38815196Summary: Discover the mystery of the two-headed rose and many more Strange Secrets in this new collection of extraordinary stories by Mike Russell. ‘It can’t be real.’ ‘But it is.’ Strange Secrets invites you to discover the magical and the marvellous. Startlingly inventive and constantly entertaining, these unique, vital and vividly realised stories will take you to places you have never been before. Strange Secrets is Mike Russell’s third short-story collection.

*I received a copy of this book in return for an honest review!  Thank you StrangeBooks and Mike Russell!*

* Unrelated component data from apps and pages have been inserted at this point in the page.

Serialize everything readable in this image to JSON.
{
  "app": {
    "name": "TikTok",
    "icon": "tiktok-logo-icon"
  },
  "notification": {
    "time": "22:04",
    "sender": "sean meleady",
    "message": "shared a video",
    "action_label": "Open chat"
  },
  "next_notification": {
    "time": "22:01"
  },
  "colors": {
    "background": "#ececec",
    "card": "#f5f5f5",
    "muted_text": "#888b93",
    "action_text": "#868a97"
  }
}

My Thoughts: Strange Medicine by Mike Russell was the first review request I ever received after starting my blog a little over a year ago, and I loved it.  It was super weird, emotionally engaging, thought provoking, funny, and sad all at once.  I was really excited to get back to this kooky world of Russell’s when they reached out with Strange Secrets.  Unfortunately, I didn’t connect with this collection of short stories as much as I did with the Strange Medicine.  The stories were interesting, and I love Russell’s voice and writing style, but for some reason I couldn’t get as invested in them.  Most of the stories were a little too strange for me to fully grasp, and I definitely feel like I missed something important.  My favorite story was “Missing Persons” which is about a young girl finding out about death in a society that refuses to talk about it and considers dying to be a shameful act.  I thought it was such an interesting concept and held a harsh mirror up to our society and the things we are taught to value.  Mike Russell is such a special and unique voice and I would love to understand how his brain works and where he comes up with the ideas for his short fiction.  Once again he has opened my mind to a different type of literature from what I normally read, and even though this one was harder for me to connect to, I still got something positive out of the reading experience.

Untitled design (3)